[Records drawn from a dataset]
________________________

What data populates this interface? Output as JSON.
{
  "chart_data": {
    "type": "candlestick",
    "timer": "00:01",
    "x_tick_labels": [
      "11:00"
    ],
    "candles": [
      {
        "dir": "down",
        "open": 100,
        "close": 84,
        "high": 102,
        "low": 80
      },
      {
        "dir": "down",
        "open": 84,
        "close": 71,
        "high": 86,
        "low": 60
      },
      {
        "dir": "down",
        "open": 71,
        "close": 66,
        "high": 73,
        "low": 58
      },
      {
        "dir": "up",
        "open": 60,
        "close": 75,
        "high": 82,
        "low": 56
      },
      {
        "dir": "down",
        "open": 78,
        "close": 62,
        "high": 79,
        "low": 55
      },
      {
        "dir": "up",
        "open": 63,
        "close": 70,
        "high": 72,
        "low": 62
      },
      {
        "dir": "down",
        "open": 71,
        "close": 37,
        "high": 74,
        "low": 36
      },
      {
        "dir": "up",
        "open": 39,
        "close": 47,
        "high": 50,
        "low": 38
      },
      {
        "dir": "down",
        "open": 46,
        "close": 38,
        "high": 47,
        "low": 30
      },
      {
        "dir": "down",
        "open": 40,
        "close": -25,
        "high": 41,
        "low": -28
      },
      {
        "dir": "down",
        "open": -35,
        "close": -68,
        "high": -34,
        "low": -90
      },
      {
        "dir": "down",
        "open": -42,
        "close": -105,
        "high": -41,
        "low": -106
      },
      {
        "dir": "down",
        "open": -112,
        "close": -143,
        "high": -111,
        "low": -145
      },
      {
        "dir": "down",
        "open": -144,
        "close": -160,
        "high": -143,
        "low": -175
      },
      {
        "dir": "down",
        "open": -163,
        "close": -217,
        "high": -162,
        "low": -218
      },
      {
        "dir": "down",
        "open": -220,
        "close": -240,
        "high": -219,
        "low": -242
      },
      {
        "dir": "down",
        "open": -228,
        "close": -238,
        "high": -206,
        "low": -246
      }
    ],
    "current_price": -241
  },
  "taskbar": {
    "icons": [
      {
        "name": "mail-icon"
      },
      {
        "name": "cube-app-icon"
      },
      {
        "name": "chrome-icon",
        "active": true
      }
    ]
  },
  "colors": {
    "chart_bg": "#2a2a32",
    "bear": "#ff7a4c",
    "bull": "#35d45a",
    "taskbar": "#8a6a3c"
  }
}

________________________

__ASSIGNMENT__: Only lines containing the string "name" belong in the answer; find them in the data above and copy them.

__OUTPUT OF THE EXERCISE__:
        "name": "mail-icon"
        "name": "cube-app-icon"
        "name": "chrome-icon",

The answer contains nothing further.